For some unknown reason, an incident popped into my head, from about 12 years ago, illustrating the power of words when used sparingly.
I was a student, in Manchester, and I was at a drum n bass night in a sweatbox of a club (I know, I know, but it was over a decade ago…). The DJ playing on the night was Bryan Gee, alongside Tonn Piper (MC)
My friend was really into drum n bass, went to many events, and knew DJs and MCs on the scene quite well, so she was talking to Tonn Piper at the DJ booth.
Unfortunately, some young oik wandered up to the booth and started trying to butt in on the conversation and get my friend interested in him.
Despite not getting much feedback, this young lad persisted until Tonn Piper stopped talking to my friend, turned to the lad and simply said, sternly: ‘listen son, this ain’t a school dance’.
The lad stepped down immediately, tongue-tied, and wandered off.
Those seven words – ‘listen son, this ain’t a school dance’ – constitute the best/most effective threat I’ve ever heard, not least as it wasn’t actually a direct threat as such: it was a step removed.
Firstly, this was said by a well-respected MC, and it was (in part) his night at that club: he already carried clout in general, but particularly at his own event.
Secondly, he was quite a big guy: you wouldn’t start on him unless you were sure you could finish the job.
The opening two words – ‘listen son’ – work perfectly with the points above, but were also deliberately condescending, as in: ‘look mate, you’re harassing this lady and she’s not interested: I can tell from years of experience’ and ‘look mate, stop being a prat.
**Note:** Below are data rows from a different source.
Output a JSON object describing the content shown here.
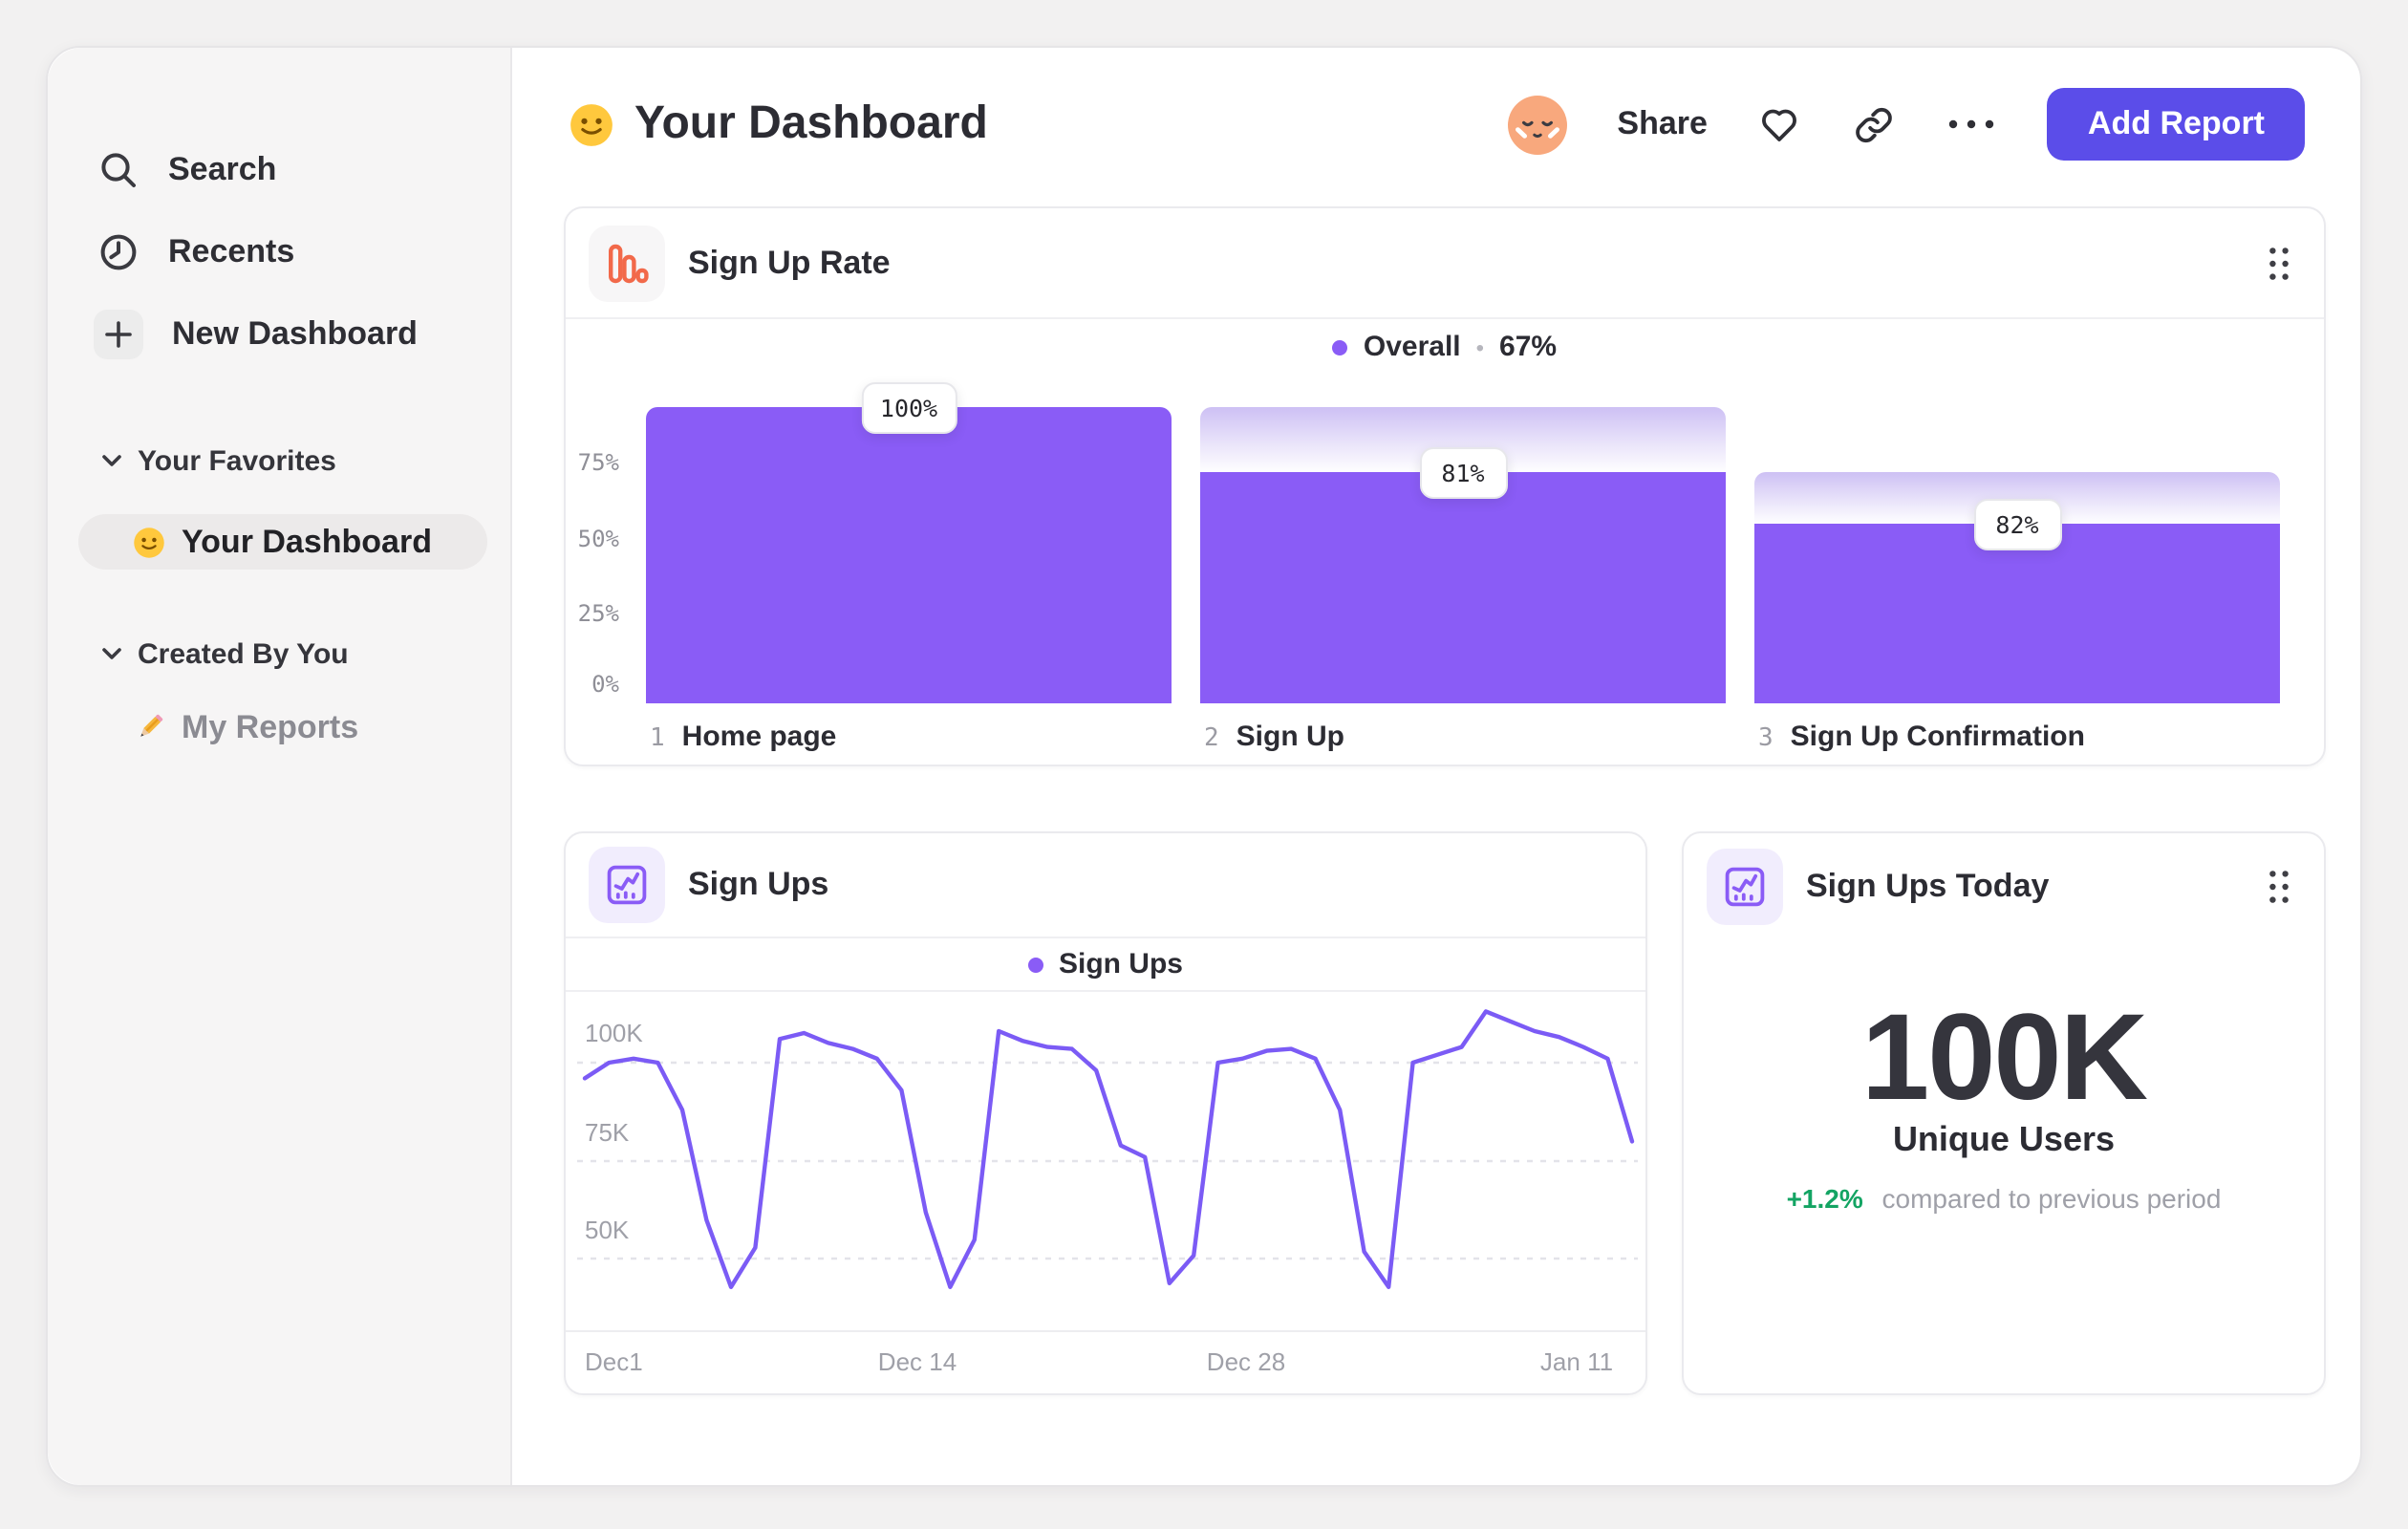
{
  "sidebar": {
    "search_label": "Search",
    "recents_label": "Recents",
    "new_dashboard_label": "New Dashboard",
    "favorites_header": "Your Favorites",
    "favorite_item_label": "Your Dashboard",
    "created_header": "Created By You",
    "created_item_label": "My Reports"
  },
  "header": {
    "title": "Your Dashboard",
    "share_label": "Share",
    "add_report_label": "Add Report"
  },
  "chart_data": [
    {
      "type": "bar",
      "variant": "funnel",
      "title": "Sign Up Rate",
      "legend_label": "Overall",
      "legend_separator": "•",
      "overall_value": "67%",
      "accent_color": "#8A5CF6",
      "y_ticks": [
        "75%",
        "50%",
        "25%",
        "0%"
      ],
      "ylim": [
        0,
        100
      ],
      "step_numbers": [
        "1",
        "2",
        "3"
      ],
      "categories": [
        "Home page",
        "Sign Up",
        "Sign Up Confirmation"
      ],
      "values": [
        100,
        81,
        82
      ],
      "value_labels": [
        "100%",
        "81%",
        "82%"
      ],
      "solid_heights_pct": [
        100,
        78,
        60.5
      ],
      "ghost_tops_pct": [
        100,
        100,
        78
      ]
    },
    {
      "type": "line",
      "title": "Sign Ups",
      "legend_label": "Sign Ups",
      "line_color": "#7B5BF5",
      "y_ticks": [
        "100K",
        "75K",
        "50K"
      ],
      "x_ticks": [
        "Dec1",
        "Dec 14",
        "Dec 28",
        "Jan 11"
      ],
      "x_range_days": [
        "Dec 1",
        "Jan 13"
      ],
      "unit": "K",
      "values": [
        96,
        100,
        101,
        100,
        88,
        60,
        43,
        53,
        106,
        107.5,
        105,
        103.5,
        101,
        93,
        62,
        43,
        55,
        108,
        105.5,
        104,
        103.5,
        98,
        79,
        76,
        44,
        51,
        100,
        101,
        103,
        103.5,
        101,
        88,
        52,
        43,
        100,
        102,
        104,
        113,
        110.5,
        108,
        106.5,
        104,
        101,
        80
      ]
    },
    {
      "type": "number",
      "title": "Sign Ups Today",
      "value": "100K",
      "value_label": "Unique Users",
      "delta": "+1.2%",
      "delta_color": "#13A463",
      "delta_note": "compared to previous period"
    }
  ]
}
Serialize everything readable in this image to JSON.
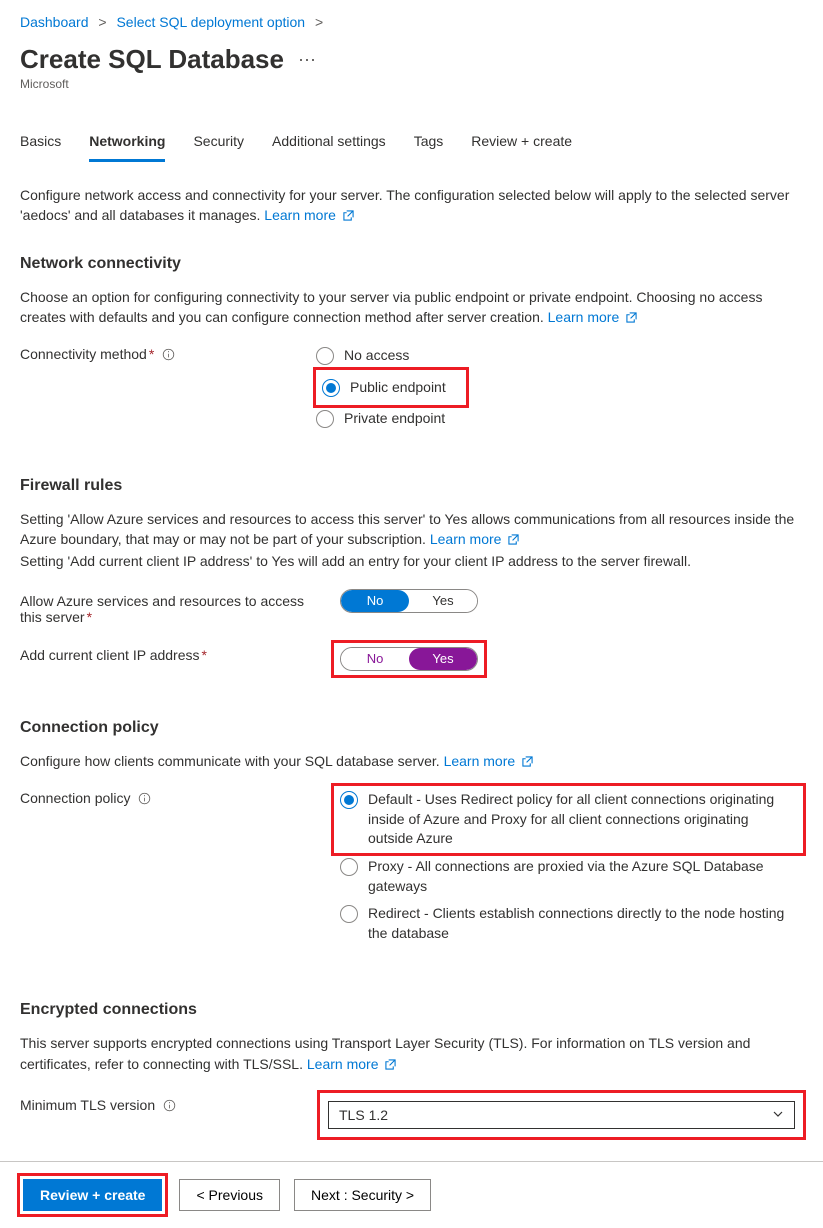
{
  "breadcrumb": {
    "items": [
      "Dashboard",
      "Select SQL deployment option"
    ]
  },
  "page_title": "Create SQL Database",
  "publisher": "Microsoft",
  "tabs": [
    "Basics",
    "Networking",
    "Security",
    "Additional settings",
    "Tags",
    "Review + create"
  ],
  "active_tab": "Networking",
  "intro": {
    "text": "Configure network access and connectivity for your server. The configuration selected below will apply to the selected server 'aedocs' and all databases it manages.",
    "learn_more": "Learn more"
  },
  "network_connectivity": {
    "heading": "Network connectivity",
    "desc": "Choose an option for configuring connectivity to your server via public endpoint or private endpoint. Choosing no access creates with defaults and you can configure connection method after server creation.",
    "learn_more": "Learn more",
    "label": "Connectivity method",
    "options": [
      "No access",
      "Public endpoint",
      "Private endpoint"
    ],
    "selected": "Public endpoint"
  },
  "firewall": {
    "heading": "Firewall rules",
    "desc1": "Setting 'Allow Azure services and resources to access this server' to Yes allows communications from all resources inside the Azure boundary, that may or may not be part of your subscription.",
    "learn_more": "Learn more",
    "desc2": "Setting 'Add current client IP address' to Yes will add an entry for your client IP address to the server firewall.",
    "allow_label": "Allow Azure services and resources to access this server",
    "allow_value": "No",
    "addip_label": "Add current client IP address",
    "addip_value": "Yes",
    "toggle_no": "No",
    "toggle_yes": "Yes"
  },
  "connection_policy": {
    "heading": "Connection policy",
    "desc": "Configure how clients communicate with your SQL database server.",
    "learn_more": "Learn more",
    "label": "Connection policy",
    "options": [
      "Default - Uses Redirect policy for all client connections originating inside of Azure and Proxy for all client connections originating outside Azure",
      "Proxy - All connections are proxied via the Azure SQL Database gateways",
      "Redirect - Clients establish connections directly to the node hosting the database"
    ],
    "selected_index": 0
  },
  "encrypted": {
    "heading": "Encrypted connections",
    "desc": "This server supports encrypted connections using Transport Layer Security (TLS). For information on TLS version and certificates, refer to connecting with TLS/SSL.",
    "learn_more": "Learn more",
    "label": "Minimum TLS version",
    "value": "TLS 1.2"
  },
  "footer": {
    "review": "Review + create",
    "previous": "< Previous",
    "next": "Next : Security >"
  }
}
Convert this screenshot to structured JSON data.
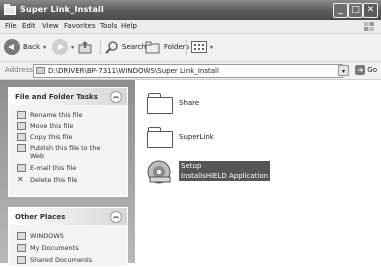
{
  "window": {
    "title": "Super Link_Install",
    "controls": [
      "_",
      "□",
      "✕"
    ]
  },
  "menu": [
    "File",
    "Edit",
    "View",
    "Favorites",
    "Tools",
    "Help"
  ],
  "toolbar": {
    "back_label": "Back",
    "search_label": "Search",
    "folders_label": "Folders"
  },
  "address": {
    "label": "Address",
    "path": "D:\\DRIVER\\BP-7311\\WINDOWS\\Super Link_Install",
    "go_label": "Go"
  },
  "left_pane": {
    "file_tasks": {
      "title": "File and Folder Tasks",
      "items": [
        "Rename this file",
        "Move this file",
        "Copy this file",
        "Publish this file to the Web",
        "E-mail this file",
        "Delete this file"
      ]
    },
    "other_places": {
      "title": "Other Places",
      "items": [
        "WINDOWS",
        "My Documents",
        "Shared Documents"
      ]
    }
  },
  "files": [
    {
      "name": "Share",
      "type": "folder"
    },
    {
      "name": "SuperLink",
      "type": "folder"
    },
    {
      "name": "Setup",
      "subtitle": "InstallsHIELD Application",
      "type": "installer"
    }
  ]
}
Everyone else here is acting like an adult. Do the same’.
‘…this ain’t a school dance’ simply hammered home the message ‘don’t act like a child here, just because this is a lively club night’ and ‘you’re not going to get the attention of women by acting like that’.
What I find particularly interesting though, was that this was a very subtle threat: a threat without quite making one.
The MC didn’t imply violence of any kind, but he did imply (in part, by his tone, which obviously had to be heard at the time) that the young lad was acting like a bit of an idiot and that this was his chance to stop behaving like that. It was a warning shot.
It diffused the situation without the need for any further conversation, and had far more impact than ‘listen mate, go away’ or ‘do you want to get chucked out?’ or ‘do you want a slap?’
Words – when used sparingly – can have an instant impact: it just depends who is saying them and how.